4) We encourage you to add a single paragraph in the introduction section of your paper that provides a roadmap to your paper. For example, “In Section 2 we describe our approach to data preparation. Then, in Section 3 we describe our procedure for variable selection. In Section 4, we describe the different models we used for prediction and compare their performance. In Section 5, we attempt to interpret the predictive models. The paper conclusions with recommendations for future research.” Although many short papers do not require this kind of roadmap, we think that it will be helpful given the interdisciplinary nature of the readership.

We are offering the two forms of support below to help you write the best paper possible.

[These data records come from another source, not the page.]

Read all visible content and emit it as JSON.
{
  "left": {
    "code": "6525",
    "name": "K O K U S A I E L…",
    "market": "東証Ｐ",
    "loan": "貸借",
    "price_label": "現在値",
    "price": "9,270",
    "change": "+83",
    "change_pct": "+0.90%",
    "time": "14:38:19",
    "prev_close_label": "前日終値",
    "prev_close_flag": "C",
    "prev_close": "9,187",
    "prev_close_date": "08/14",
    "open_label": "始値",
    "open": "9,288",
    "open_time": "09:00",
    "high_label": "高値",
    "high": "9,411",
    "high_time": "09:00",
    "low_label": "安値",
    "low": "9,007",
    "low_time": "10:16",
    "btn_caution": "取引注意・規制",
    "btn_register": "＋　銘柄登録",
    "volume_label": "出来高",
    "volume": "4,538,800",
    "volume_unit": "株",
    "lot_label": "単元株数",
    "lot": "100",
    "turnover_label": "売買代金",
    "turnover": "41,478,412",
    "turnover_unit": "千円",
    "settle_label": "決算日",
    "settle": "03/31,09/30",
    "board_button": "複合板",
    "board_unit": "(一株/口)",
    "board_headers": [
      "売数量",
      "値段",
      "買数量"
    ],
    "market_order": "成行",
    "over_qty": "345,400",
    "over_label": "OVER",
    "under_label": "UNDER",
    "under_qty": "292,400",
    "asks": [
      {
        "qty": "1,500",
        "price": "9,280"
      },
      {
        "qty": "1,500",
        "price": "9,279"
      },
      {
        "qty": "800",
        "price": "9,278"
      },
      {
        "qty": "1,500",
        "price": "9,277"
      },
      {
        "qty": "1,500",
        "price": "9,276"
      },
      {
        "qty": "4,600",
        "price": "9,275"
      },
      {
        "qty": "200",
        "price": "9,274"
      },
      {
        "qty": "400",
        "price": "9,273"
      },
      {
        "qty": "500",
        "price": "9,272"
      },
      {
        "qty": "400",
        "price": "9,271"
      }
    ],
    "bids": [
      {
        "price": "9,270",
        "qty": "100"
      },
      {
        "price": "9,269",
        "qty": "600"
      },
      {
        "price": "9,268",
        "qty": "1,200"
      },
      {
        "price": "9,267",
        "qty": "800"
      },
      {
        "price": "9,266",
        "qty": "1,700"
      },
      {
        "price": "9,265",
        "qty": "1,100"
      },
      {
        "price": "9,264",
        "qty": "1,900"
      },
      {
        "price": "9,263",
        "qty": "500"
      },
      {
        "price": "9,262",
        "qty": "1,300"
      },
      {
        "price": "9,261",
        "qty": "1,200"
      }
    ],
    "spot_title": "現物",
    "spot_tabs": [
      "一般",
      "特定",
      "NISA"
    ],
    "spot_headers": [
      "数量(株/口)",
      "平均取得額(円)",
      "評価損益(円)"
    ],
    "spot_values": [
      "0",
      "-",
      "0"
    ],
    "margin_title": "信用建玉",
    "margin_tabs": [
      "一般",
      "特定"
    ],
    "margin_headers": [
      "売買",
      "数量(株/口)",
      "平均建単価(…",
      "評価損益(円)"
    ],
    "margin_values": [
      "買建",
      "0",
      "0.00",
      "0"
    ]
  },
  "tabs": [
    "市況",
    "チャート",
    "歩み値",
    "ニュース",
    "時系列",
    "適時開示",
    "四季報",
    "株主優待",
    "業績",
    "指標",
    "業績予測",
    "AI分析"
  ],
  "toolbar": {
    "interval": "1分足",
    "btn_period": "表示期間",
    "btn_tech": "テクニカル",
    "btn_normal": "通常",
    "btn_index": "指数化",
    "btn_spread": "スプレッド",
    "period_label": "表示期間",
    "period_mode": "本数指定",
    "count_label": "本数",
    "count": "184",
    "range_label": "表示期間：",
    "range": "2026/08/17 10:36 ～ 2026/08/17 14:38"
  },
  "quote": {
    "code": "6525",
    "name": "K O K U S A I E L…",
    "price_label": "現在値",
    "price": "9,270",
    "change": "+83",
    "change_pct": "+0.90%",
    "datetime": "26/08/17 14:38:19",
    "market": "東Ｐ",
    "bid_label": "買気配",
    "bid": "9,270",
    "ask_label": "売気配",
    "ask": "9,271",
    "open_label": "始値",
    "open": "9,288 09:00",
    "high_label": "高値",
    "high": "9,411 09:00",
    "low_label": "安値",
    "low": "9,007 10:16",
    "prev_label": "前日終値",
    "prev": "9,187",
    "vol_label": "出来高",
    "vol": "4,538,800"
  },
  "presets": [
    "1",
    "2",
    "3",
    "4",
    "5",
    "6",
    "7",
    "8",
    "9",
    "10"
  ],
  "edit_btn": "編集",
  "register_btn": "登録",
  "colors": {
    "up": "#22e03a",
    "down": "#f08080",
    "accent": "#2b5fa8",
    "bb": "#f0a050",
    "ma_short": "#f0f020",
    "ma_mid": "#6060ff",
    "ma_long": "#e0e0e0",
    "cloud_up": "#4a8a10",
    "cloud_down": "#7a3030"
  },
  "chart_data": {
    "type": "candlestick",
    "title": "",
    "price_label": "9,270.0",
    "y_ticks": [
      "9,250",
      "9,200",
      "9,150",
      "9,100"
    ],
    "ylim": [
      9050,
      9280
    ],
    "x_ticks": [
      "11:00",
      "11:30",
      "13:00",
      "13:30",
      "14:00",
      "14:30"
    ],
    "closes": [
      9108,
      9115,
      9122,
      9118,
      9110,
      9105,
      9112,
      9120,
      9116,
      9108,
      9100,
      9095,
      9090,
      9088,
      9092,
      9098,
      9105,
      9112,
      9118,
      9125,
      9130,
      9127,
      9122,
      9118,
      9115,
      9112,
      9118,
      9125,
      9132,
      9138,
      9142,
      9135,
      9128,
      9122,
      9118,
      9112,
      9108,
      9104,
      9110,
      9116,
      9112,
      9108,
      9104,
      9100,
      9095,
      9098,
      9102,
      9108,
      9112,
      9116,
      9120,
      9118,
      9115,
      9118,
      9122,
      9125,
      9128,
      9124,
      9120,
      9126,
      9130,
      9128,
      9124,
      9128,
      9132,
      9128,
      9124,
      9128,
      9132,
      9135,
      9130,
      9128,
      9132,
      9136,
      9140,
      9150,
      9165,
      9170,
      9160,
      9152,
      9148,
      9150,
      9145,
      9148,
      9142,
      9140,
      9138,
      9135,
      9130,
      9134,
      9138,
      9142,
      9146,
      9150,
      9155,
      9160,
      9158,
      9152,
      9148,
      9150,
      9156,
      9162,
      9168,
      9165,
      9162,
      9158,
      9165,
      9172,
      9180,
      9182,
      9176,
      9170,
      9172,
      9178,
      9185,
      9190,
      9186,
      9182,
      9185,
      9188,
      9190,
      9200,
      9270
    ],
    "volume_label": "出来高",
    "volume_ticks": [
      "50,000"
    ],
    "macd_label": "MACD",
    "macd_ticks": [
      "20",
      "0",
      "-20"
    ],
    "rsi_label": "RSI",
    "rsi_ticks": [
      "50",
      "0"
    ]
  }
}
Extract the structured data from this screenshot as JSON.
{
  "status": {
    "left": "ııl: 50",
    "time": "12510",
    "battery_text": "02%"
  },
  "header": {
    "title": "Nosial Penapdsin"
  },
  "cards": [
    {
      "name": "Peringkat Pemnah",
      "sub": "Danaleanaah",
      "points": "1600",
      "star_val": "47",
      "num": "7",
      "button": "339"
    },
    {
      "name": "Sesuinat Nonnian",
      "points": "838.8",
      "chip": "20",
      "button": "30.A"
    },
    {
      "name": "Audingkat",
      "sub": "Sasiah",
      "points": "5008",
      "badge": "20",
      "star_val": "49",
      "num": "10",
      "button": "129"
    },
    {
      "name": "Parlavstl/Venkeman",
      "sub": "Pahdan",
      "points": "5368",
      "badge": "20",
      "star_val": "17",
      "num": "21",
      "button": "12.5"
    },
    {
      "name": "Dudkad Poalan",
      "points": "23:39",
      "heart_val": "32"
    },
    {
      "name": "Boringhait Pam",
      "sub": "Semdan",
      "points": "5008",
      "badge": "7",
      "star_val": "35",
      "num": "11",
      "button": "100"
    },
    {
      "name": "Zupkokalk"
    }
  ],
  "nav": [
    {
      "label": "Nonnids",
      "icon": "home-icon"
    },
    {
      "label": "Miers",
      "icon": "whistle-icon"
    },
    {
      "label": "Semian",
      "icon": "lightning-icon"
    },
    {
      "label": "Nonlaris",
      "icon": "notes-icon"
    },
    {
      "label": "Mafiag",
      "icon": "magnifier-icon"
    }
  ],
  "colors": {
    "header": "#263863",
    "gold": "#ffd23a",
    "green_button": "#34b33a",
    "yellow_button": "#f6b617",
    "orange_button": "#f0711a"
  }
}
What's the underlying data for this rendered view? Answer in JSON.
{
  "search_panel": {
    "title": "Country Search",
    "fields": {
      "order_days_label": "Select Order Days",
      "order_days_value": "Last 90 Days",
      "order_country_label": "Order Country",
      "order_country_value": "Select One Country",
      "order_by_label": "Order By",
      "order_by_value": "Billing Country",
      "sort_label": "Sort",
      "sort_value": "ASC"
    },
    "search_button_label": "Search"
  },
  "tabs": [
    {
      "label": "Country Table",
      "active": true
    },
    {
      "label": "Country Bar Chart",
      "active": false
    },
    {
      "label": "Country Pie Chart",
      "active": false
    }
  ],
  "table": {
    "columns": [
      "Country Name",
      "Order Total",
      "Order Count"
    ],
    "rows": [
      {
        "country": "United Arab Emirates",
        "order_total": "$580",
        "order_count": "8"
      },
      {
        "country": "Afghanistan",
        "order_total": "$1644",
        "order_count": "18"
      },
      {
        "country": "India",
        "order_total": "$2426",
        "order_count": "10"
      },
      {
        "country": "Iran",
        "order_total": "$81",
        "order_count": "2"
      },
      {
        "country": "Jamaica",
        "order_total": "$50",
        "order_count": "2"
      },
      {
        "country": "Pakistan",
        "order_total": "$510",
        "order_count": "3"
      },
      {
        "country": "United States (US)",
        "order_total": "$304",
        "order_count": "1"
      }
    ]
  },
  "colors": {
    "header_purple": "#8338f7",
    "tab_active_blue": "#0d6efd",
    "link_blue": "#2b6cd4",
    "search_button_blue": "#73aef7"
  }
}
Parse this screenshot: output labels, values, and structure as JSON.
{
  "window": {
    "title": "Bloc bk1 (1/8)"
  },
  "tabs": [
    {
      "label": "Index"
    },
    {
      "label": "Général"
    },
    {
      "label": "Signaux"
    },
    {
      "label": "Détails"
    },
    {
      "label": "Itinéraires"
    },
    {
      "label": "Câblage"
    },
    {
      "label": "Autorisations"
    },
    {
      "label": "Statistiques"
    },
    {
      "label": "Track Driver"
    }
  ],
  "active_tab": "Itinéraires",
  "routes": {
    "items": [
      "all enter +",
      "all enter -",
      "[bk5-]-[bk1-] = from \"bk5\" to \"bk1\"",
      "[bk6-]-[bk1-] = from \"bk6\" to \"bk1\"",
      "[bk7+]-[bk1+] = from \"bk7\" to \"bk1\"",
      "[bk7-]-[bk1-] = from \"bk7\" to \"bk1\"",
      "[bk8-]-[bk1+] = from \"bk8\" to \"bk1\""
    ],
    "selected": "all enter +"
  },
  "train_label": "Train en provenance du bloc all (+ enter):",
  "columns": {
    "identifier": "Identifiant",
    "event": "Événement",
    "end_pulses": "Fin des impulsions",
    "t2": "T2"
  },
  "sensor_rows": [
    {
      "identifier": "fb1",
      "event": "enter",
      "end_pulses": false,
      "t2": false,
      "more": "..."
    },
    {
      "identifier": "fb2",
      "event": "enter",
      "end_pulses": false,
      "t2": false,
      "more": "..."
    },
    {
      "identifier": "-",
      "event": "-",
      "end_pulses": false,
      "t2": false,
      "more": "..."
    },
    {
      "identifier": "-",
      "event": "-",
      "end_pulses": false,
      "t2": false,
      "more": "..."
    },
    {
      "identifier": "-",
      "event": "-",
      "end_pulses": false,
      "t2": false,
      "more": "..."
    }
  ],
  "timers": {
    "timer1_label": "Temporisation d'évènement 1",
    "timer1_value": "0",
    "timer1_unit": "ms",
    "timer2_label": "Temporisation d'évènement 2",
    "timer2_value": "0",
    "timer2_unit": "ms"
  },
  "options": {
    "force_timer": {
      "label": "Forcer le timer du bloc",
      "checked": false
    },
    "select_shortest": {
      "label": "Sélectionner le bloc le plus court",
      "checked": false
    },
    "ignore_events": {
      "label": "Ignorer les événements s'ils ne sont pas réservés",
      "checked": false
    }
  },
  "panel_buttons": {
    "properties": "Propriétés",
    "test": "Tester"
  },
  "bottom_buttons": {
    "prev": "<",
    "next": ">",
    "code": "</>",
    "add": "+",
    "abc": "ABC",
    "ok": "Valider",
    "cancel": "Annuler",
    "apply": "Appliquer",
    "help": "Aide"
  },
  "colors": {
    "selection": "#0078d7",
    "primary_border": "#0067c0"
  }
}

1) Additional analyses. If the authors would like to undertake additional analyses that would require access to the holdout data, we would be happy to help facilitate that so long as all results are reported in the paper as post-Challenge results.

2) Talk with editors. We believe an open exchange often produces the best papers. If you have any questions please email us (fragilefamilieschallenge@gmail.com). If the authors would like to talk to us after having read through the reviews and charted a plan for the revisions, feel free to email us, and we would be happy arrange that.

Regarding your code, some of you have already heard from us about our efforts to reproduce your results and others will hear from us soon. We hope that while you are revising and improving your paper, you will also revise and improve your code. You will receive more specific instructions from us soon.

About Matt Salganik

Matthew Salganik is a Professor of Sociology at Princeton University. He is also the author of the forthcoming book Bit by Bit: Social Research in the Digital Age (http://www.bitbybitbook.com). You can learn more about his research at http://www.princeton.edu/~mjs3.

Add your comment